If you take as a given that in general it is better for a human to be alive than not, then whatever actions keep the most people alive in a society would be the most ethical actions to take. At one end of the spectrum there is the absolute legal prohibition of abortion, but for a number of reasons it’s safe to assume that it is not an option that will be available in this generation. Opinions on the issue are simply too nuanced and closely divided to expect a dramatic change any time soon. If this option is off the table it shouldn’t even be a factor in an pro-lifer’s decision making. Voting for someone who promises to overturn three decades of legal precedent supporting the abortion rights of women would be like voting for someone who promised to land us on Mars in the next four years because you felt like it was a moral imperative to support space exploration. Now you might actually be able to justify the latter by saying, “well sure it’s crazy to think we’ll get to Mars in the next 4 years, but they are going to dump money into NASA because they are trying, so on net it will be good.” Framed this way, the real question for pro-lifers should be: regardless of their infeasible desire to overturn Supreme Court precedent, will the candidate’s other policies on net reduce, increase, or have no effect on the total number of abortions? In short, whatever policies reduce the total number of abortions are the best course to take.

Here’s one way this ethical tack can be taken.
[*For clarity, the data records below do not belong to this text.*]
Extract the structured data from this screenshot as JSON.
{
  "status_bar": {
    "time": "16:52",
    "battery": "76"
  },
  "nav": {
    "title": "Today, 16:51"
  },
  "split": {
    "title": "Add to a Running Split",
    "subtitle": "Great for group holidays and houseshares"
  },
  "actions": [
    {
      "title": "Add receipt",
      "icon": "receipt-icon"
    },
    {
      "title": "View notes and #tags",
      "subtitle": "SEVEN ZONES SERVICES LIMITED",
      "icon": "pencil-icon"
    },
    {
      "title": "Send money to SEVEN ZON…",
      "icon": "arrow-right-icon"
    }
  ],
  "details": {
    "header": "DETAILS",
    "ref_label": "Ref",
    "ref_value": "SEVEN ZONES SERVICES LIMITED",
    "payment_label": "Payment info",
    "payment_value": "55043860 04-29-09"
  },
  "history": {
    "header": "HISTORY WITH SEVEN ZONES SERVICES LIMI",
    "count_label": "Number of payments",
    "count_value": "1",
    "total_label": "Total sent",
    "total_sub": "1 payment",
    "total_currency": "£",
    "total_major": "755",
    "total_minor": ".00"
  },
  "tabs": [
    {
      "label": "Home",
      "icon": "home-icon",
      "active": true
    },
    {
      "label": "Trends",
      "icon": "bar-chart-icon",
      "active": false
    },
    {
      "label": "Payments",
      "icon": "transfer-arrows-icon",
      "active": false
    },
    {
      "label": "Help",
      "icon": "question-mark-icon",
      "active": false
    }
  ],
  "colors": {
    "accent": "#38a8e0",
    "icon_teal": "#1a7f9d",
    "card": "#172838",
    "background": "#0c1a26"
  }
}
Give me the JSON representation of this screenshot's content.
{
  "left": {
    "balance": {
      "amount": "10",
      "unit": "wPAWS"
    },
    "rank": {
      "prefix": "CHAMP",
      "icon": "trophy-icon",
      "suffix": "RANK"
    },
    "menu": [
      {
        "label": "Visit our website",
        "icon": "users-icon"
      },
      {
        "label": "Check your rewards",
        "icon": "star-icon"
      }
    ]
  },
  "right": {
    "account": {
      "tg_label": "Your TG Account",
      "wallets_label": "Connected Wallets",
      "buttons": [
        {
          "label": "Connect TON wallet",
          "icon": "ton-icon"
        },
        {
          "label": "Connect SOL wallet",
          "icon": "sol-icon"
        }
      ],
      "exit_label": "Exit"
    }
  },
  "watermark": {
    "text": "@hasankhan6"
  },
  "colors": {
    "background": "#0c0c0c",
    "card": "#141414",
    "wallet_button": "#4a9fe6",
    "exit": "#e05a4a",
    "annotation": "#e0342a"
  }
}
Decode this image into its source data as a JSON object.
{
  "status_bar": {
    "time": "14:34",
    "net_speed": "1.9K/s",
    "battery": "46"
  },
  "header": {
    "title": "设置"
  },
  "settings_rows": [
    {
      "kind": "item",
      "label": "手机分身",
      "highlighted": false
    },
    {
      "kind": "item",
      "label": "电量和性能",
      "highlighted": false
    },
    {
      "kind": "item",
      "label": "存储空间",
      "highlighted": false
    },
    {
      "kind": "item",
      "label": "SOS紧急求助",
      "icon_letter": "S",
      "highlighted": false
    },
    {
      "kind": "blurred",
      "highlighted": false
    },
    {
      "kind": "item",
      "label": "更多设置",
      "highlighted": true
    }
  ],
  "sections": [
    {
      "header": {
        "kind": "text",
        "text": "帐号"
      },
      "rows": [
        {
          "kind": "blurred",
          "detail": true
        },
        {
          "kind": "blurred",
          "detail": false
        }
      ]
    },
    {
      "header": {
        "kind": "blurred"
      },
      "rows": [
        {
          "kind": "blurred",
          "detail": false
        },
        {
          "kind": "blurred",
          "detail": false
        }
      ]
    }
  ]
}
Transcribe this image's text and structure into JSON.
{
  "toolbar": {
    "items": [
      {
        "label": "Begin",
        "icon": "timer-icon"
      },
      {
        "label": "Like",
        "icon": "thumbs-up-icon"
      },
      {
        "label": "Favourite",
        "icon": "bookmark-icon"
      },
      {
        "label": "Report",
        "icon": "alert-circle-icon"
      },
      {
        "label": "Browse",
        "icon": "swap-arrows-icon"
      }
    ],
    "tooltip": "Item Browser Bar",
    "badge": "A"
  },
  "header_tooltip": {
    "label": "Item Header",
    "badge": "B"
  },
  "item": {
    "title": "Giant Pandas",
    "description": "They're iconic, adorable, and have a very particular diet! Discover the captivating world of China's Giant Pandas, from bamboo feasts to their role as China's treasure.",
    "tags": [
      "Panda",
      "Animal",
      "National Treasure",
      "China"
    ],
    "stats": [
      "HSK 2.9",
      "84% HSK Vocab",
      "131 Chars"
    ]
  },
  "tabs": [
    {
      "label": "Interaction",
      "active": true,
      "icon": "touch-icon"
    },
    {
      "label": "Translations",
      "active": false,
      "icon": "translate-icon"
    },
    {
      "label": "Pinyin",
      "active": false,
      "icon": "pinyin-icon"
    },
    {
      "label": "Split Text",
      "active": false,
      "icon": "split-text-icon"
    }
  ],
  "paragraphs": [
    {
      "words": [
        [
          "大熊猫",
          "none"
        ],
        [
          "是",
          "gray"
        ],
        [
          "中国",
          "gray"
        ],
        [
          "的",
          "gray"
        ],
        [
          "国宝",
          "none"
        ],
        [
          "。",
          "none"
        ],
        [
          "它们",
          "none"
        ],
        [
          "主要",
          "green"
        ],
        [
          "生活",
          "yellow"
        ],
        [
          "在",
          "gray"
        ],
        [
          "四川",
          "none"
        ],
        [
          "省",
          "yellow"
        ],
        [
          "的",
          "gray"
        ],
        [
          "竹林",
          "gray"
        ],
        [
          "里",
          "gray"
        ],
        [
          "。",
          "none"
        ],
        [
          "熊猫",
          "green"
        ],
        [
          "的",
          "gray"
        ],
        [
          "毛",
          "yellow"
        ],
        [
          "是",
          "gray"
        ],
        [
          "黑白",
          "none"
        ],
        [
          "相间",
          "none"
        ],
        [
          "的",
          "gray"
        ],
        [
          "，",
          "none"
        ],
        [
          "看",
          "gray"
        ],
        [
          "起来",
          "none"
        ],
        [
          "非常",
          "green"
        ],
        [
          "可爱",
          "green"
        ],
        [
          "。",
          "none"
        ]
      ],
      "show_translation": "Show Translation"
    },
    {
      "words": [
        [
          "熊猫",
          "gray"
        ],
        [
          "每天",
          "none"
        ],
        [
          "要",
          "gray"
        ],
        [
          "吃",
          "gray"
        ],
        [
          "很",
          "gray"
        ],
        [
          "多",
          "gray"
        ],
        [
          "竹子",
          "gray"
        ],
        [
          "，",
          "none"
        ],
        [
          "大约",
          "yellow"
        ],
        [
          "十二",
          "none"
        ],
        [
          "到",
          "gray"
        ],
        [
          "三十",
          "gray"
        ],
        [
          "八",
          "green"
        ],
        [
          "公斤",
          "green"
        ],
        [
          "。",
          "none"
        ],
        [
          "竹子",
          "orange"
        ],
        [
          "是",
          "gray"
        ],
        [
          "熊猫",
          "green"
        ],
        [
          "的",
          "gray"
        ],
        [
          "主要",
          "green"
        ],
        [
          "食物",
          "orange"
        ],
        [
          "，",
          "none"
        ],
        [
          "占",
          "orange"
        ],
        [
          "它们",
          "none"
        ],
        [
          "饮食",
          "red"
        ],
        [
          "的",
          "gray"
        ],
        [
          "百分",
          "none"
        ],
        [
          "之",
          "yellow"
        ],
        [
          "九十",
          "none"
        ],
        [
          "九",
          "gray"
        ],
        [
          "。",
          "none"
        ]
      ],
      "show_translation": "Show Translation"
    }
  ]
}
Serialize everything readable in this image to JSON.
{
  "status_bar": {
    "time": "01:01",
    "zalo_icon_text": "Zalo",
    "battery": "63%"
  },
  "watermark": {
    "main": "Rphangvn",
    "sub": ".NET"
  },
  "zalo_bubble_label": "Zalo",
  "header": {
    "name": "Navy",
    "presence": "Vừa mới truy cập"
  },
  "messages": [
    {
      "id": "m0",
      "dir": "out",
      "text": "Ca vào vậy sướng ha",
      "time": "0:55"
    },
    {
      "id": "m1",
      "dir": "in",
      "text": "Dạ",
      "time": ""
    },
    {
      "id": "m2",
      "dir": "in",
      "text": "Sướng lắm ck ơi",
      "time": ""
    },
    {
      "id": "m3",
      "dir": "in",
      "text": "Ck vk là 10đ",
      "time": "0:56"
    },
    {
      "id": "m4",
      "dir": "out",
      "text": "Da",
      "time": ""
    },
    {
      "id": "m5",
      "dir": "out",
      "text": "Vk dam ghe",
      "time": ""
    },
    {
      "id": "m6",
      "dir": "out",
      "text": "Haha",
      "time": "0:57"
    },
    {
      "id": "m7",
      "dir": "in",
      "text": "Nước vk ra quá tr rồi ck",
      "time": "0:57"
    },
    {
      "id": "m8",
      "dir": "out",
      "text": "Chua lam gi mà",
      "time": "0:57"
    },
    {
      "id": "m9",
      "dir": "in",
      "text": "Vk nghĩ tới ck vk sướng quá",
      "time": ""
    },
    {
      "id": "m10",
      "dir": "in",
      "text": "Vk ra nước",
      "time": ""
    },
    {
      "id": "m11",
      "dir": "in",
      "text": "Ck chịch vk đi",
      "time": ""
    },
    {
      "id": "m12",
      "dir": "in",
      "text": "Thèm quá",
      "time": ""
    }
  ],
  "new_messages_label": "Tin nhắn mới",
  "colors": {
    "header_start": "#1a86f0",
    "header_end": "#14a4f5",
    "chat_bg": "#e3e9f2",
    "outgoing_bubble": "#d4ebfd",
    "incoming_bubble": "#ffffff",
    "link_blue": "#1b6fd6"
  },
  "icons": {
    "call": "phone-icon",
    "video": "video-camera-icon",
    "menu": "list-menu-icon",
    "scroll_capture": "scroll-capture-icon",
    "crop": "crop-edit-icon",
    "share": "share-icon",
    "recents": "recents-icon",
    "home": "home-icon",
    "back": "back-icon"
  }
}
The Guttmacher Institute studies the demographics of abortion around the world, and their most recent research in 2015 found that in the United States some 75% of abortion patients qualify as poor and of low income. There is a strong correlation between being poor and the likelihood of a pregnancy ending in abortion. Thus supporting policies that reduce poverty and income inequality by increasing access to education, reducing punitive debt burdens, providing easy access to quality healthcare, cutting into unemployment, etc… is as, if not more, ethical for pro-lifers than single-issue support for abortion bans. There is much that can be done to reduce the number of abortions in a society where it is still legal, so wonky fields such as public health policy and welfare economics, and big ideas like universal basic income should be the new fronts for the pro-life movement.

In the last few years there has been a push among many Christian groups to extend their political support beyond the single issue of abortion to social ills like poverty, racism, and gender bigotry. Something I have been hearing more and more from these camps is that Christians must be “pro-life for all-of-life.” The core of the pro-life movement at its best is not simply saying “abortion is wrong,” but more fundamentally that “life is unequivocally sacred and intrinsically good.” If it is human life that is truly the concern and not any particular party agenda, then supporting policies that on net increase the number of lives and increase overall human flourishing should be the compass steering pro-life political support.